# systemctl list-units --type=target

Powering off the machine

You can use

# poweroff

Some more possibilities are: halt -p, init 0, shutdown -P now

Note that halt used to work the same as poweroff in previous Fedora releases, but systemd distinguishes between the two, so halt without parameters now does exactly what it says – it merely stops the system without turning it off.


Service vs. systemd

# service NetworkManager stop


# systemctl stop NetworkManager.service

Chkconfig vs. systemd

# chkconfig NetworkManager off


# systemctl disable NetworkManager.service


systemd has a built-in readahead implementation is not enabled on upgrades. It should improve bootup speed but your mileage may vary depending on your hardware. To enable it:

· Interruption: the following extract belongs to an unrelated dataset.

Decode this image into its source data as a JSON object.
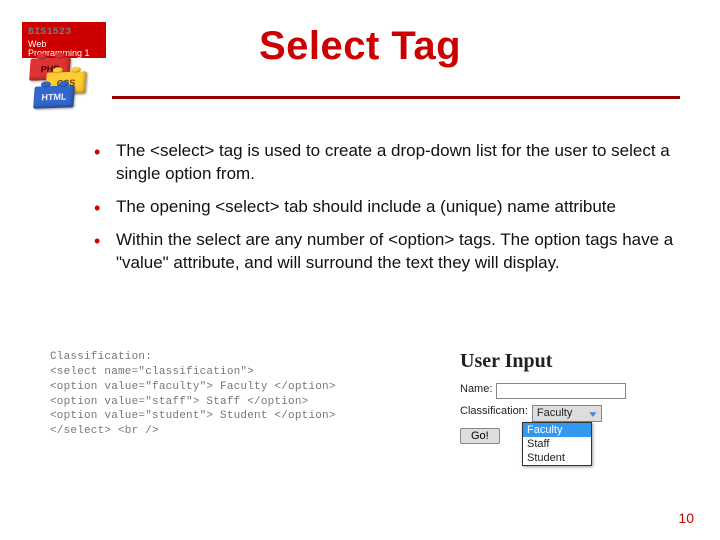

# systemctl enable systemd-readahead-collect.service
# systemctl enable systemd-readahead-replay.service

SystemD cheatsheet

service foobar start systemctl start foobar.service Used to start a service (not reboot persistent)
service foobar stop systemctl stop foobar.service Used to stop a service (not reboot persistent)
service foobar restart systemctl restart foobar.service Used to stop and then start a service
service foobar reload systemctl reload foobar.service When supported, reloads the config file without interrupting pending operations.
service foobar condrestart systemctl condrestart foobar.service Restarts if the service is already running.
service foobar status systemctl status foobar.service Tells whether a service is currently running.
ls /etc/rc.d/init.d/ ls /lib/systemd/system/*.service /etc/systemd/system/*.service Used to list the services that can be started or stopped
chkconfig foobar on systemctl enable foobar.service Turn the service on, for start at next boot, or other trigger.
chkconfig foobar off systemctl disable foobar.service Turn the service off for the next reboot, or any other trigger.
chkconfig foobar systemctl is-enabled foobar.service Used to check whether a service is configured to start or not in the current environment.
chkconfig foobar –list ls /etc/systemd/system/*.wants/foobar.service Used to list what levels this service is configured on or off
chkconfig foobar –add   Not needed, no equivalent.